What do we want – the living wage! When do we want it – now!’ rang out through the streets of London as the lively march was led by a drumming band.
There were big delegations of BECTU workers with their banner and Equity workers carrying purple flags.
Cinema worker Blaise Hure said: ‘We are here to strike against Picture House for refusing to pay us the London living wage of £8.80 an hour.
‘We are living on the bread line and scraping the barrel to make ends meet and pay our rent and living costs.
‘We shouldn’t have to live like this, especially when the fat cats at the top are getting major pay rises and major bonuses and clearly have the ability to pay us.’
BECTU member Thea Sandall, who works at the Young Vic theatre, said: ‘I do get paid enough to live on at the Young Vic and I am here today supporting these young workers because people can’t be expected to live in London on less than the living wage.

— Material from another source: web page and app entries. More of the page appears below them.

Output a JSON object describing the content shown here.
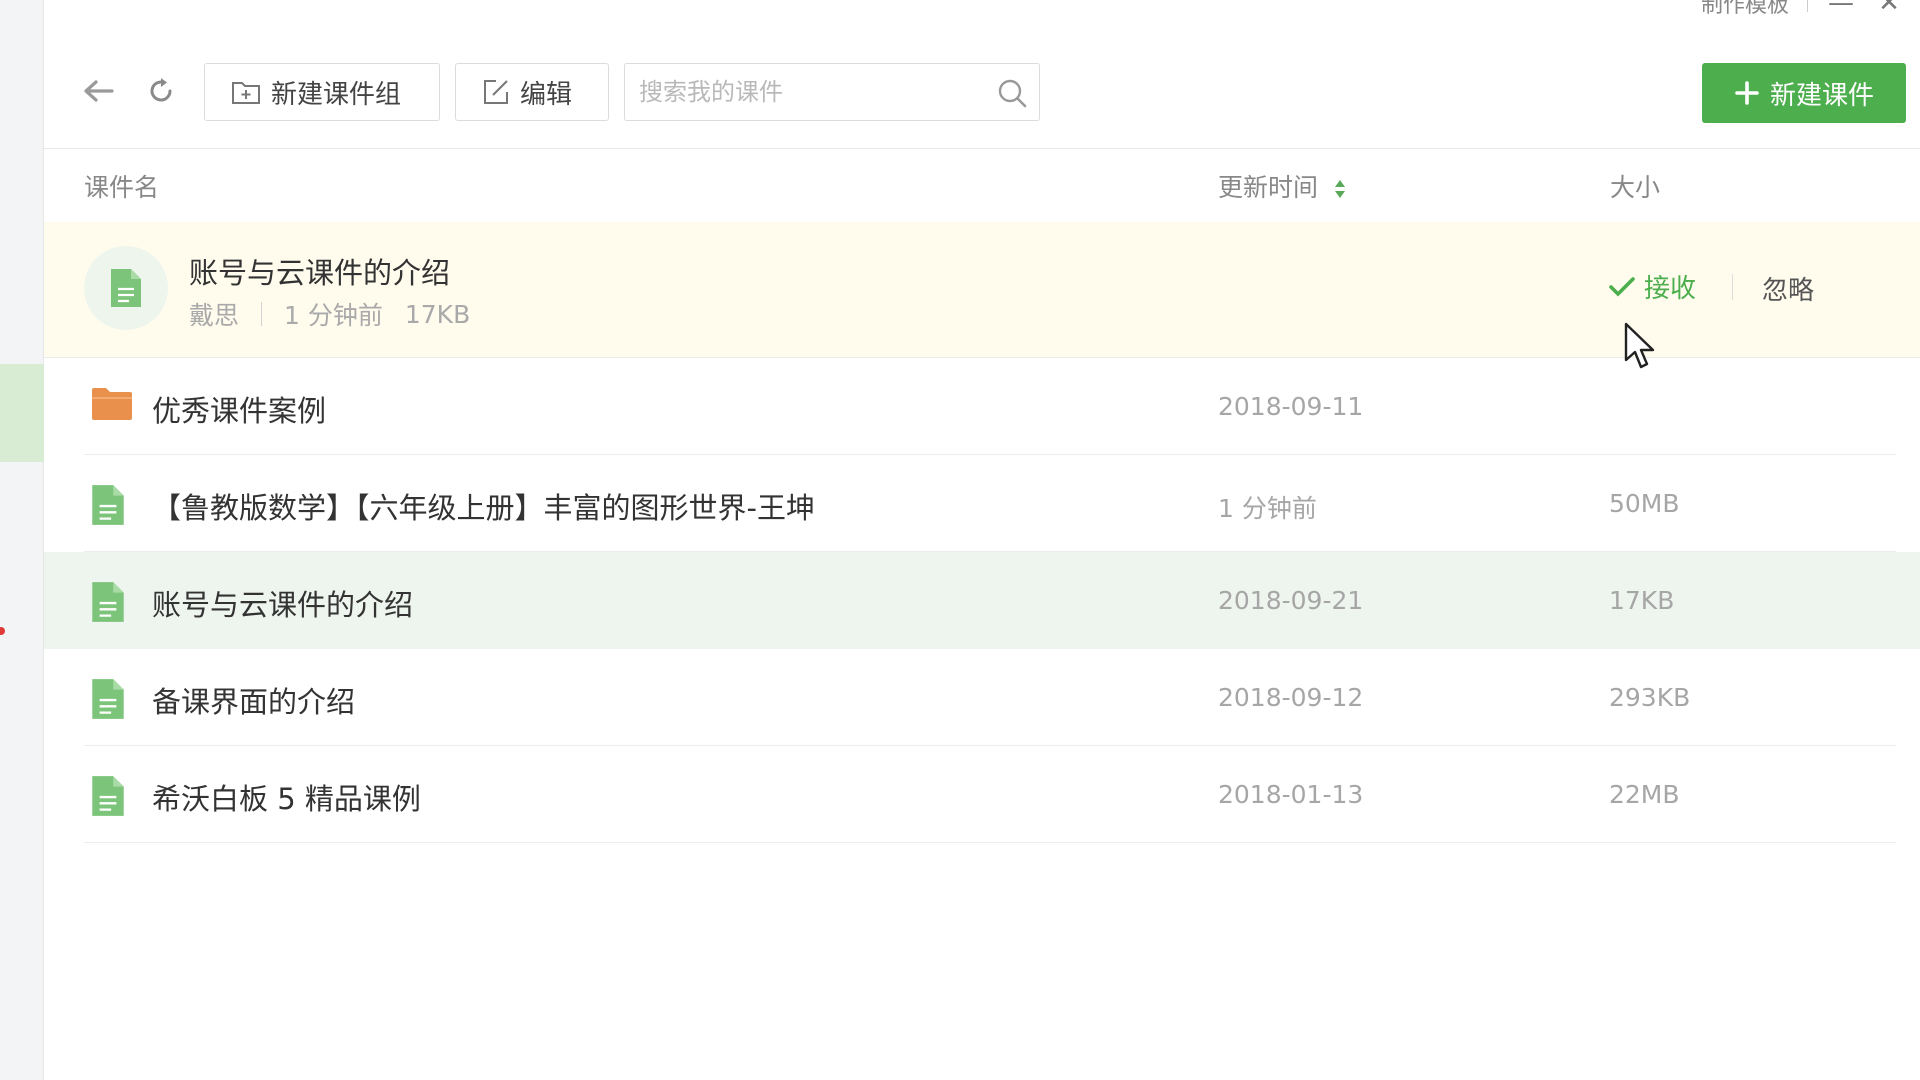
{
  "window": {
    "top_label": "制作模板",
    "minimize_icon": "minimize-icon",
    "close_icon": "close-icon"
  },
  "toolbar": {
    "back_icon": "back-arrow-icon",
    "refresh_icon": "refresh-icon",
    "new_group_label": "新建课件组",
    "edit_label": "编辑",
    "search_placeholder": "搜索我的课件",
    "search_value": "",
    "new_courseware_label": "新建课件"
  },
  "columns": {
    "name": "课件名",
    "updated": "更新时间",
    "size": "大小"
  },
  "pending": {
    "title": "账号与云课件的介绍",
    "sender": "戴思",
    "time": "1 分钟前",
    "size": "17KB",
    "accept_label": "接收",
    "ignore_label": "忽略"
  },
  "items": [
    {
      "type": "folder",
      "name": "优秀课件案例",
      "time": "2018-09-11",
      "size": ""
    },
    {
      "type": "file",
      "name": "【鲁教版数学】【六年级上册】丰富的图形世界-王坤",
      "time": "1 分钟前",
      "size": "50MB"
    },
    {
      "type": "file",
      "name": "账号与云课件的介绍",
      "time": "2018-09-21",
      "size": "17KB"
    },
    {
      "type": "file",
      "name": "备课界面的介绍",
      "time": "2018-09-12",
      "size": "293KB"
    },
    {
      "type": "file",
      "name": "希沃白板 5 精品课例",
      "time": "2018-01-13",
      "size": "22MB"
    }
  ],
  "colors": {
    "accent_green": "#4cae4c",
    "folder_orange": "#e8904c",
    "file_green": "#7cc47a",
    "pending_bg": "#fffcee",
    "selected_bg": "#eef4ee"
  }
}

‘Young people haven’t got a future at the moment. I have two grandsons and they are in the same situation. They cannot afford to move out from their parents’ house, they cannot afford to live alone.’
Ritzy Cinema worker Zaz Wood told News Line: ‘This is the ninth day of strike action and our tenth will be on Sunday.
‘We are going to fight until we win. We are going to win the London Living Wage. Personally, it is very hard for me to pay rent, bills and student tuition fees as well as obviously food and drink. Their ticket prices have gone up to £12 on the weekend to see a film and that is significantly more than I am paid in an hour – a large popcorn costs £4.50!
‘Other workers should come out on strike with us.
‘Last Thursday we joined the massive strike of teachers, fire fighters and other cinema workers – we definitely need a general strike.’
The march stopped outside the Picture House headquarters that own Ritzy headquarters at St Vincent House, Orange Street, then made its way to the Curzon headquarters in Stukeley Street and finished with a rally addressed by Ken Loach after ending at the London Mayor’s office at City Hall.